● Task objective
Scan the entries below for the string "outline" and copy every line where it turns up.

● Material for this exercise
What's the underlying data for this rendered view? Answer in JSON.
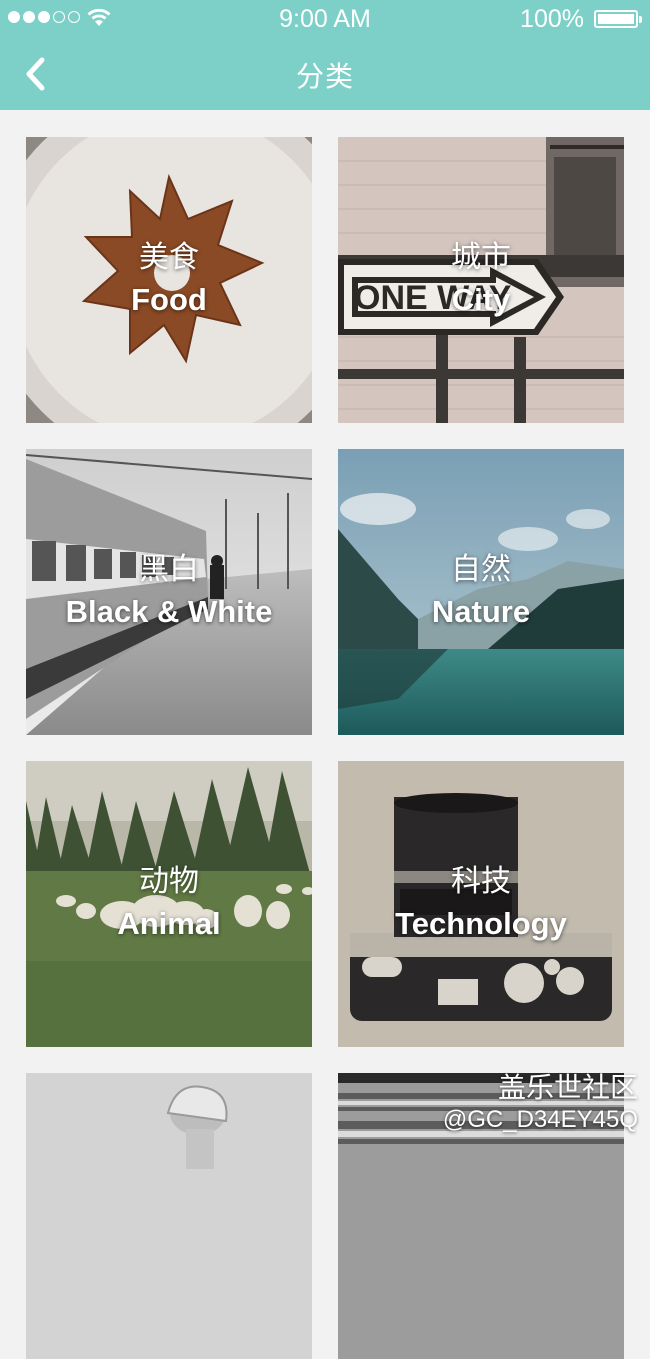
{
  "status_bar": {
    "time": "9:00 AM",
    "battery": "100%",
    "signal_bars": 3,
    "signal_total": 5
  },
  "nav": {
    "title": "分类",
    "back_icon": "chevron-left-icon"
  },
  "categories": [
    {
      "zh": "美食",
      "en": "Food"
    },
    {
      "zh": "城市",
      "en": "City",
      "sign_text": "ONE WAY"
    },
    {
      "zh": "黑白",
      "en": "Black & White"
    },
    {
      "zh": "自然",
      "en": "Nature"
    },
    {
      "zh": "动物",
      "en": "Animal"
    },
    {
      "zh": "科技",
      "en": "Technology"
    },
    {
      "zh": "",
      "en": ""
    },
    {
      "zh": "",
      "en": ""
    }
  ],
  "watermark": {
    "line1": "盖乐世社区",
    "line2": "@GC_D34EY45Q"
  },
  "colors": {
    "accent": "#7dd0c8",
    "background": "#f2f2f2"
  }
}
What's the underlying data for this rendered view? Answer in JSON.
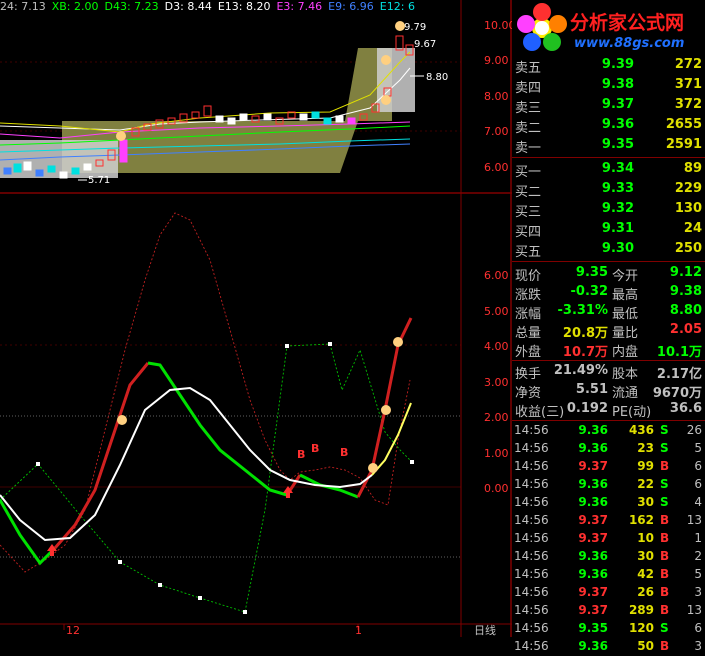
{
  "indicator_bar": [
    {
      "text": "24: 7.13",
      "color": "#c0c0c0"
    },
    {
      "text": "XB: 2.00",
      "color": "#00ff00"
    },
    {
      "text": "D43: 7.23",
      "color": "#00ff00"
    },
    {
      "text": "D3: 8.44",
      "color": "#ffffff"
    },
    {
      "text": "E13: 8.20",
      "color": "#ffffff"
    },
    {
      "text": "E3: 7.46",
      "color": "#ff40ff"
    },
    {
      "text": "E9: 6.96",
      "color": "#4080ff"
    },
    {
      "text": "E12: 6",
      "color": "#00e0e0"
    }
  ],
  "price_axis": [
    "10.00",
    "9.00",
    "8.00",
    "7.00",
    "6.00"
  ],
  "osc_axis": [
    "6.00",
    "5.00",
    "4.00",
    "3.00",
    "2.00",
    "1.00",
    "0.00"
  ],
  "price_annotations": {
    "high_label": "9.79",
    "mid_label": "9.67",
    "right_label": "8.80",
    "low_label": "5.71"
  },
  "b_markers": [
    "B",
    "B",
    "B"
  ],
  "time_axis": {
    "label_12": "12",
    "label_1": "1",
    "period": "日线"
  },
  "logo": {
    "title": "分析家公式网",
    "url": "www.88gs.com"
  },
  "order_book": {
    "asks": [
      {
        "label": "卖五",
        "price": "9.39",
        "vol": "272"
      },
      {
        "label": "卖四",
        "price": "9.38",
        "vol": "371"
      },
      {
        "label": "卖三",
        "price": "9.37",
        "vol": "372"
      },
      {
        "label": "卖二",
        "price": "9.36",
        "vol": "2655"
      },
      {
        "label": "卖一",
        "price": "9.35",
        "vol": "2591"
      }
    ],
    "bids": [
      {
        "label": "买一",
        "price": "9.34",
        "vol": "89"
      },
      {
        "label": "买二",
        "price": "9.33",
        "vol": "229"
      },
      {
        "label": "买三",
        "price": "9.32",
        "vol": "130"
      },
      {
        "label": "买四",
        "price": "9.31",
        "vol": "24"
      },
      {
        "label": "买五",
        "price": "9.30",
        "vol": "250"
      }
    ]
  },
  "quote_info": [
    {
      "k1": "现价",
      "v1": "9.35",
      "c1": "#00ff00",
      "k2": "今开",
      "v2": "9.12",
      "c2": "#00ff00"
    },
    {
      "k1": "涨跌",
      "v1": "-0.32",
      "c1": "#00ff00",
      "k2": "最高",
      "v2": "9.38",
      "c2": "#00ff00"
    },
    {
      "k1": "涨幅",
      "v1": "-3.31%",
      "c1": "#00ff00",
      "k2": "最低",
      "v2": "8.80",
      "c2": "#00ff00"
    },
    {
      "k1": "总量",
      "v1": "20.8万",
      "c1": "#e0e000",
      "k2": "量比",
      "v2": "2.05",
      "c2": "#ff3030"
    },
    {
      "k1": "外盘",
      "v1": "10.7万",
      "c1": "#ff3030",
      "k2": "内盘",
      "v2": "10.1万",
      "c2": "#00ff00"
    },
    {
      "k1": "换手",
      "v1": "21.49%",
      "c1": "#c0c0c0",
      "k2": "股本",
      "v2": "2.17亿",
      "c2": "#c0c0c0"
    },
    {
      "k1": "净资",
      "v1": "5.51",
      "c1": "#c0c0c0",
      "k2": "流通",
      "v2": "9670万",
      "c2": "#c0c0c0"
    },
    {
      "k1": "收益(三)",
      "v1": "0.192",
      "c1": "#c0c0c0",
      "k2": "PE(动)",
      "v2": "36.6",
      "c2": "#c0c0c0"
    }
  ],
  "ticks": [
    {
      "time": "14:56",
      "price": "9.36",
      "vol": "436",
      "side": "S",
      "n": "26"
    },
    {
      "time": "14:56",
      "price": "9.36",
      "vol": "23",
      "side": "S",
      "n": "5"
    },
    {
      "time": "14:56",
      "price": "9.37",
      "vol": "99",
      "side": "B",
      "n": "6"
    },
    {
      "time": "14:56",
      "price": "9.36",
      "vol": "22",
      "side": "S",
      "n": "6"
    },
    {
      "time": "14:56",
      "price": "9.36",
      "vol": "30",
      "side": "S",
      "n": "4"
    },
    {
      "time": "14:56",
      "price": "9.37",
      "vol": "162",
      "side": "B",
      "n": "13"
    },
    {
      "time": "14:56",
      "price": "9.37",
      "vol": "10",
      "side": "B",
      "n": "1"
    },
    {
      "time": "14:56",
      "price": "9.36",
      "vol": "30",
      "side": "B",
      "n": "2"
    },
    {
      "time": "14:56",
      "price": "9.36",
      "vol": "42",
      "side": "B",
      "n": "5"
    },
    {
      "time": "14:56",
      "price": "9.37",
      "vol": "26",
      "side": "B",
      "n": "3"
    },
    {
      "time": "14:56",
      "price": "9.37",
      "vol": "289",
      "side": "B",
      "n": "13"
    },
    {
      "time": "14:56",
      "price": "9.35",
      "vol": "120",
      "side": "S",
      "n": "6"
    },
    {
      "time": "14:56",
      "price": "9.36",
      "vol": "50",
      "side": "B",
      "n": "3"
    }
  ],
  "colors": {
    "up": "#ff3030",
    "down": "#00ff00",
    "grid": "#800000",
    "yellow": "#e0e000"
  }
}
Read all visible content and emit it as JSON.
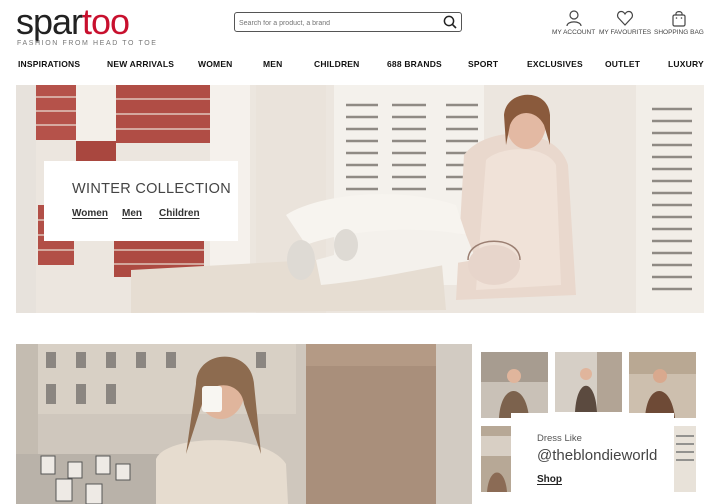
{
  "header": {
    "logo_part1": "spar",
    "logo_part2": "too",
    "tagline": "FASHION FROM HEAD TO TOE",
    "search_placeholder": "Search for a product, a brand",
    "account_label": "MY ACCOUNT",
    "favourites_label": "MY FAVOURITES",
    "bag_label": "SHOPPING BAG",
    "brand_color": "#c8102e"
  },
  "nav": {
    "items": [
      "INSPIRATIONS",
      "NEW ARRIVALS",
      "WOMEN",
      "MEN",
      "CHILDREN",
      "688 BRANDS",
      "SPORT",
      "EXCLUSIVES",
      "OUTLET",
      "LUXURY"
    ]
  },
  "hero": {
    "title": "WINTER COLLECTION",
    "links": [
      "Women",
      "Men",
      "Children"
    ]
  },
  "promo": {
    "small_label": "Dress Like",
    "handle": "@theblondieworld",
    "shop_label": "Shop"
  },
  "icons": [
    "search-icon",
    "account-icon",
    "heart-icon",
    "bag-icon"
  ]
}
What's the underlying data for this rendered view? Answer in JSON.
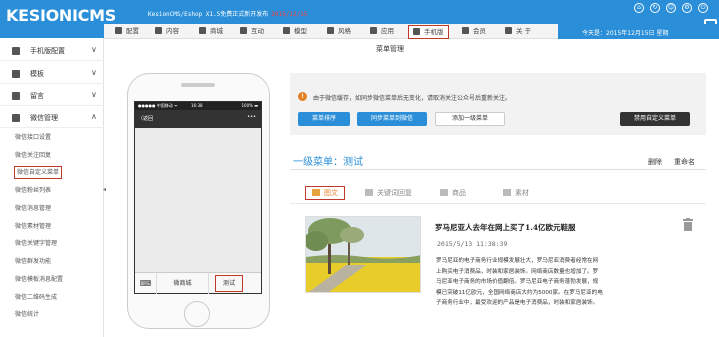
{
  "header": {
    "logo_main": "KESION",
    "logo_cms": "ICMS",
    "version": "KesionCMS/Eshop X1.5免费正式新开发布",
    "version_red": "2015/12/15",
    "date": "今天是：2015年12月15日 星期",
    "colors": {
      "bar": "#2a8fd8",
      "active_border": "#c0392b"
    }
  },
  "nav": {
    "items": [
      {
        "label": "配置",
        "icon": "gear-icon"
      },
      {
        "label": "内容",
        "icon": "document-icon"
      },
      {
        "label": "商城",
        "icon": "shop-icon"
      },
      {
        "label": "互动",
        "icon": "users-icon"
      },
      {
        "label": "模型",
        "icon": "grid-icon"
      },
      {
        "label": "风格",
        "icon": "tag-icon"
      },
      {
        "label": "应用",
        "icon": "monitor-icon"
      },
      {
        "label": "手机版",
        "icon": "menu-icon"
      },
      {
        "label": "会员",
        "icon": "user-icon"
      },
      {
        "label": "关 于",
        "icon": "menu-icon"
      }
    ]
  },
  "sidebar": {
    "sections": [
      {
        "label": "手机版配置",
        "icon": "gear-icon",
        "chevron": "∨"
      },
      {
        "label": "模板",
        "icon": "template-icon",
        "chevron": "∨"
      },
      {
        "label": "留言",
        "icon": "message-icon",
        "chevron": "∨"
      },
      {
        "label": "微信管理",
        "icon": "wechat-icon",
        "chevron": "∧"
      }
    ],
    "items": [
      {
        "label": "微信接口设置"
      },
      {
        "label": "微信关注回复"
      },
      {
        "label": "微信自定义菜单"
      },
      {
        "label": "微信粉丝列表"
      },
      {
        "label": "微信消息管理"
      },
      {
        "label": "微信素材管理"
      },
      {
        "label": "微信关键字管理"
      },
      {
        "label": "微信群发功能"
      },
      {
        "label": "微信模板消息配置"
      },
      {
        "label": "微信二维码生成"
      },
      {
        "label": "微信统计"
      }
    ]
  },
  "page_title": "菜单管理",
  "phone": {
    "status_left": "●●●●● 中国移动 ᯤ",
    "status_time": "16:38",
    "status_right": "100% ▬",
    "back": "〈返回",
    "more": "•••",
    "keyboard_icon": "⌨",
    "menu": [
      "微商城",
      "测试"
    ]
  },
  "notice": {
    "text": "由于微信缓存，如同步微信菜单后无变化，请取消关注公众号后重新关注。",
    "buttons": {
      "sort": "菜单排序",
      "sync": "同步菜单到微信",
      "add": "添加一级菜单",
      "disable": "禁用自定义菜单"
    }
  },
  "menu_level": {
    "title": "一级菜单：测试",
    "delete": "删除",
    "rename": "重命名"
  },
  "tabs": [
    {
      "label": "图文",
      "icon": "image-icon"
    },
    {
      "label": "关键词回复",
      "icon": "pencil-icon"
    },
    {
      "label": "商品",
      "icon": "bag-icon"
    },
    {
      "label": "素材",
      "icon": "image-icon"
    }
  ],
  "article": {
    "title": "罗马尼亚人去年在网上买了1.4亿欧元鞋服",
    "date": "2015/5/13 11:38:39",
    "lines": [
      "罗马尼亚的电子商务行业规模发展壮大，罗马尼亚消费者经常在网",
      "上购买电子消费品，时装和家居装饰。网络商店数量也增加了。罗",
      "马尼亚电子商务的市场价值翻倍。罗马尼亚电子商务蓬勃发展，规",
      "模已突破11亿欧元，全国网络商店大约为5000家。在罗马尼亚的电",
      "子商务行业中，最受欢迎的产品是电子消费品，时装和家居装饰。"
    ]
  }
}
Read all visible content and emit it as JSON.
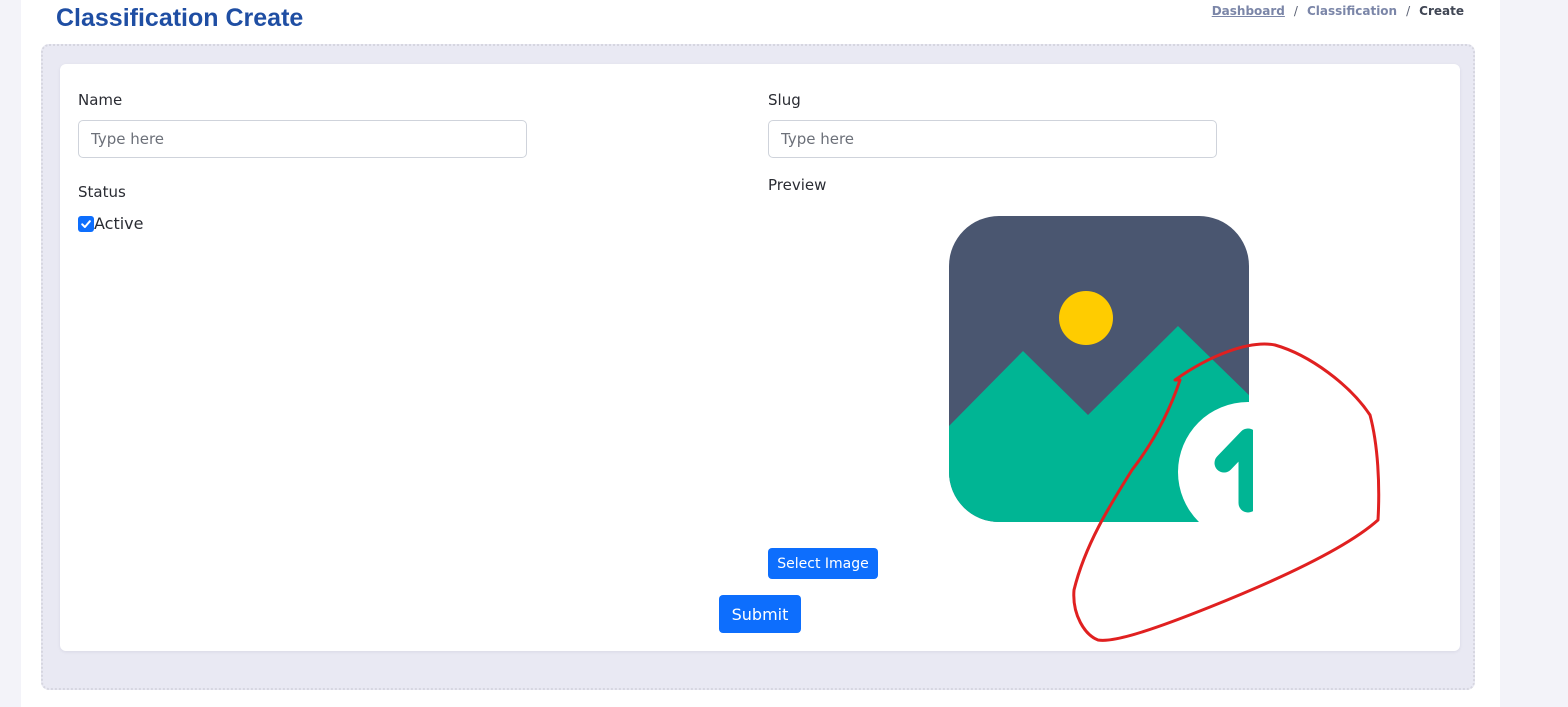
{
  "header": {
    "title": "Classification Create",
    "breadcrumb": {
      "items": [
        "Dashboard",
        "Classification"
      ],
      "separator": "/",
      "current": "Create"
    }
  },
  "form": {
    "name_label": "Name",
    "name_placeholder": "Type here",
    "name_value": "",
    "slug_label": "Slug",
    "slug_placeholder": "Type here",
    "slug_value": "",
    "status_label": "Status",
    "status_checkbox_label": "Active",
    "status_checked": true,
    "preview_label": "Preview",
    "preview_icon": "image-upload-placeholder-icon",
    "select_image_label": "Select Image",
    "submit_label": "Submit"
  },
  "colors": {
    "title": "#1f4ea3",
    "primary_button": "#0d6efd",
    "image_frame": "#4a5670",
    "image_mountain": "#00b594",
    "image_sun": "#ffcc00",
    "annotation_stroke": "#e02020"
  }
}
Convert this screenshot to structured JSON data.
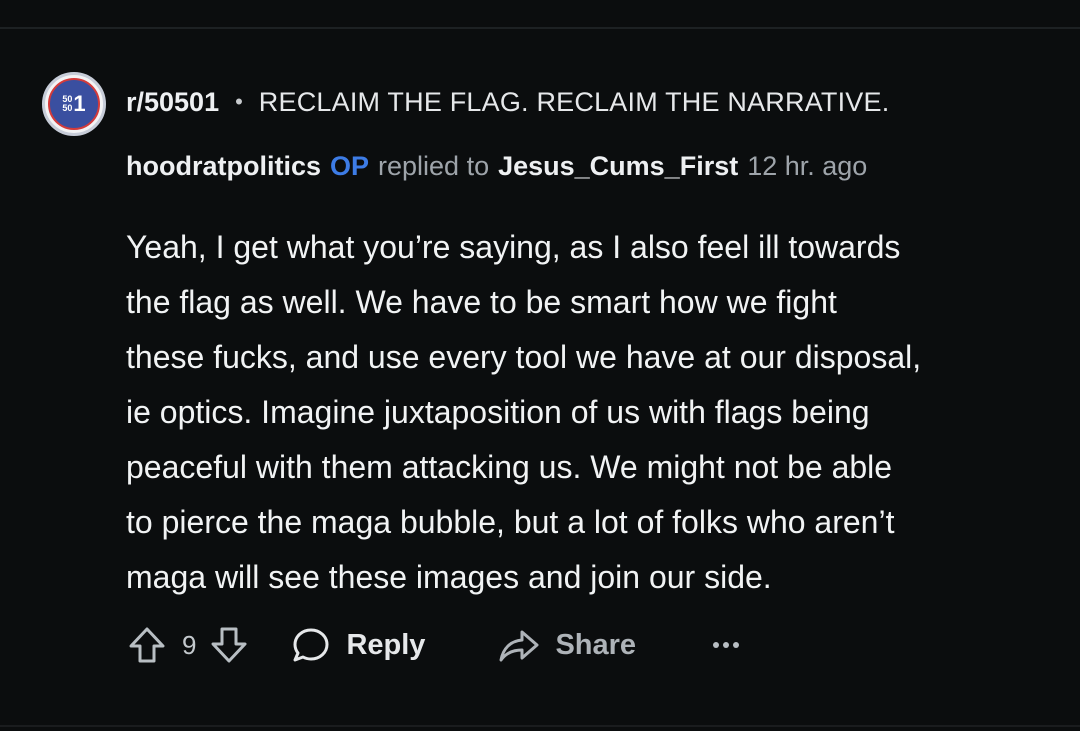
{
  "community": {
    "name": "r/50501",
    "separator": "•",
    "tagline": "RECLAIM THE FLAG. RECLAIM THE NARRATIVE.",
    "avatar_text_top": "50",
    "avatar_text_bottom": "50",
    "avatar_text_big": "1"
  },
  "comment": {
    "author": "hoodratpolitics",
    "op_badge": "OP",
    "replied_to_label": "replied to",
    "parent_author": "Jesus_Cums_First",
    "timestamp": "12 hr. ago",
    "body_lines": [
      "Yeah, I get what you’re saying, as I also feel ill towards",
      "the flag as well. We have to be smart how we fight",
      "these fucks, and use every tool we have at our disposal,",
      "ie optics. Imagine juxtaposition of us with flags being",
      "peaceful with them attacking us. We might not be able",
      "to pierce the maga bubble, but a lot of folks who aren’t",
      "maga will see these images and join our side."
    ]
  },
  "actions": {
    "vote_count": "9",
    "reply_label": "Reply",
    "share_label": "Share",
    "upvote_icon": "arrow-up-outline",
    "downvote_icon": "arrow-down-outline",
    "reply_icon": "speech-bubble",
    "share_icon": "share-arrow",
    "more_icon": "ellipsis"
  },
  "colors": {
    "background": "#0b0d0e",
    "text_primary": "#f1f3f4",
    "text_muted": "#9ea4aa",
    "op_badge": "#3d7ce6"
  }
}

● Reply
    "upvote_icon": "arrow-up-outline",
    "downvote_icon": "arrow-down-outline",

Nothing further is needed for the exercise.